Steven Petrow is an award-winning journalist and author best known for his Washington Post and New York Times essays on aging, health, and civility. He’s currently an opinion columnist covering manners and civil discourse for USA Today, and his 2019 TED Talk, “3 Ways to Practice Civility” has been viewed nearly two million times and translated into 16 languages. Formerly the host and executive producer of “The Civilist,” a podcast from Public Radio International and North Carolina Public Radio WUNC, Steven regularly appears on television and radio. He’s the author of six books, including Steven Petrow’s Complete Gay & Lesbian Manners and Stupid Things I Won’t Do When I Get Old. A former president of NLGJA: The Association of LGBTQ Journalists, Steven is the recipient of numerous awards and grants, including those from the National Endowment for the Humanities, the Smithsonian Institution, the Ucross Foundation, the Virginia Center for the Creative Arts, and the National Press Foundation. In 2017, he became the named sponsor of the Steven Petrow LGBTQ Fellowship at the VCCA, a prize that is awarded annually. Steven lives in Hillsborough, N.C. with his cocker spaniel, Binx Bolling. Please visit him online at StevenPetrow.com.
About the Moderator:

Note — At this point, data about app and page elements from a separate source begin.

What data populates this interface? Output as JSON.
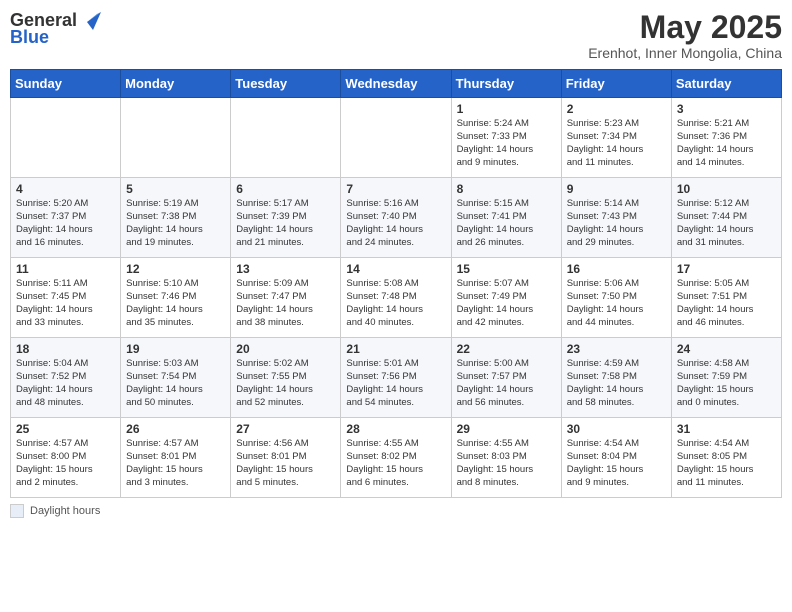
{
  "header": {
    "logo_general": "General",
    "logo_blue": "Blue",
    "month_year": "May 2025",
    "location": "Erenhot, Inner Mongolia, China"
  },
  "weekdays": [
    "Sunday",
    "Monday",
    "Tuesday",
    "Wednesday",
    "Thursday",
    "Friday",
    "Saturday"
  ],
  "footer": {
    "label": "Daylight hours"
  },
  "weeks": [
    [
      {
        "day": "",
        "info": ""
      },
      {
        "day": "",
        "info": ""
      },
      {
        "day": "",
        "info": ""
      },
      {
        "day": "",
        "info": ""
      },
      {
        "day": "1",
        "info": "Sunrise: 5:24 AM\nSunset: 7:33 PM\nDaylight: 14 hours\nand 9 minutes."
      },
      {
        "day": "2",
        "info": "Sunrise: 5:23 AM\nSunset: 7:34 PM\nDaylight: 14 hours\nand 11 minutes."
      },
      {
        "day": "3",
        "info": "Sunrise: 5:21 AM\nSunset: 7:36 PM\nDaylight: 14 hours\nand 14 minutes."
      }
    ],
    [
      {
        "day": "4",
        "info": "Sunrise: 5:20 AM\nSunset: 7:37 PM\nDaylight: 14 hours\nand 16 minutes."
      },
      {
        "day": "5",
        "info": "Sunrise: 5:19 AM\nSunset: 7:38 PM\nDaylight: 14 hours\nand 19 minutes."
      },
      {
        "day": "6",
        "info": "Sunrise: 5:17 AM\nSunset: 7:39 PM\nDaylight: 14 hours\nand 21 minutes."
      },
      {
        "day": "7",
        "info": "Sunrise: 5:16 AM\nSunset: 7:40 PM\nDaylight: 14 hours\nand 24 minutes."
      },
      {
        "day": "8",
        "info": "Sunrise: 5:15 AM\nSunset: 7:41 PM\nDaylight: 14 hours\nand 26 minutes."
      },
      {
        "day": "9",
        "info": "Sunrise: 5:14 AM\nSunset: 7:43 PM\nDaylight: 14 hours\nand 29 minutes."
      },
      {
        "day": "10",
        "info": "Sunrise: 5:12 AM\nSunset: 7:44 PM\nDaylight: 14 hours\nand 31 minutes."
      }
    ],
    [
      {
        "day": "11",
        "info": "Sunrise: 5:11 AM\nSunset: 7:45 PM\nDaylight: 14 hours\nand 33 minutes."
      },
      {
        "day": "12",
        "info": "Sunrise: 5:10 AM\nSunset: 7:46 PM\nDaylight: 14 hours\nand 35 minutes."
      },
      {
        "day": "13",
        "info": "Sunrise: 5:09 AM\nSunset: 7:47 PM\nDaylight: 14 hours\nand 38 minutes."
      },
      {
        "day": "14",
        "info": "Sunrise: 5:08 AM\nSunset: 7:48 PM\nDaylight: 14 hours\nand 40 minutes."
      },
      {
        "day": "15",
        "info": "Sunrise: 5:07 AM\nSunset: 7:49 PM\nDaylight: 14 hours\nand 42 minutes."
      },
      {
        "day": "16",
        "info": "Sunrise: 5:06 AM\nSunset: 7:50 PM\nDaylight: 14 hours\nand 44 minutes."
      },
      {
        "day": "17",
        "info": "Sunrise: 5:05 AM\nSunset: 7:51 PM\nDaylight: 14 hours\nand 46 minutes."
      }
    ],
    [
      {
        "day": "18",
        "info": "Sunrise: 5:04 AM\nSunset: 7:52 PM\nDaylight: 14 hours\nand 48 minutes."
      },
      {
        "day": "19",
        "info": "Sunrise: 5:03 AM\nSunset: 7:54 PM\nDaylight: 14 hours\nand 50 minutes."
      },
      {
        "day": "20",
        "info": "Sunrise: 5:02 AM\nSunset: 7:55 PM\nDaylight: 14 hours\nand 52 minutes."
      },
      {
        "day": "21",
        "info": "Sunrise: 5:01 AM\nSunset: 7:56 PM\nDaylight: 14 hours\nand 54 minutes."
      },
      {
        "day": "22",
        "info": "Sunrise: 5:00 AM\nSunset: 7:57 PM\nDaylight: 14 hours\nand 56 minutes."
      },
      {
        "day": "23",
        "info": "Sunrise: 4:59 AM\nSunset: 7:58 PM\nDaylight: 14 hours\nand 58 minutes."
      },
      {
        "day": "24",
        "info": "Sunrise: 4:58 AM\nSunset: 7:59 PM\nDaylight: 15 hours\nand 0 minutes."
      }
    ],
    [
      {
        "day": "25",
        "info": "Sunrise: 4:57 AM\nSunset: 8:00 PM\nDaylight: 15 hours\nand 2 minutes."
      },
      {
        "day": "26",
        "info": "Sunrise: 4:57 AM\nSunset: 8:01 PM\nDaylight: 15 hours\nand 3 minutes."
      },
      {
        "day": "27",
        "info": "Sunrise: 4:56 AM\nSunset: 8:01 PM\nDaylight: 15 hours\nand 5 minutes."
      },
      {
        "day": "28",
        "info": "Sunrise: 4:55 AM\nSunset: 8:02 PM\nDaylight: 15 hours\nand 6 minutes."
      },
      {
        "day": "29",
        "info": "Sunrise: 4:55 AM\nSunset: 8:03 PM\nDaylight: 15 hours\nand 8 minutes."
      },
      {
        "day": "30",
        "info": "Sunrise: 4:54 AM\nSunset: 8:04 PM\nDaylight: 15 hours\nand 9 minutes."
      },
      {
        "day": "31",
        "info": "Sunrise: 4:54 AM\nSunset: 8:05 PM\nDaylight: 15 hours\nand 11 minutes."
      }
    ]
  ]
}
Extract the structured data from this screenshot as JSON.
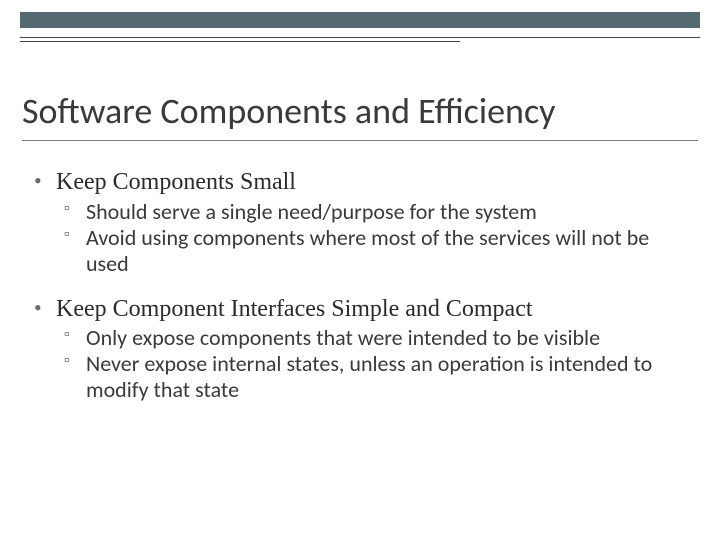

Dear Abby is written by Abigail Van Buren, also known as Jeanne Phillips, whose career as an advice columnist began early. When Jeanne was 14 and needed a little extra spending money, her mother asked, “How do you intend to earn it?” Her mother, Pauline Phillips, had more in mind than the usual household chores. She had recently started writing a nationally syndicated advice column under the pseudonym Abigail Van Buren. A deal was struck, beginning a lifelong partnership.
As she helped her mother answer incoming letters from advice-seeking teens, Phillips discovered that she truly loved the work. She wrote for the column behind the scenes until December 2000, when Pauline Phillips recognized Jeanne Phillips as co-creator of Dear Abby and officially retired.
Today, Phillips dispenses advice, offers comfort (or a reality check) and settles disputes with the same mix of wit and wisdom that endeared her mother to millions of readers and turned Dear Abby into a cultural icon. The times have changed, but Dear Abby’s appeal hasn’t. Nor have the issues and irritations that fill Phillips’ mailbox and inbox.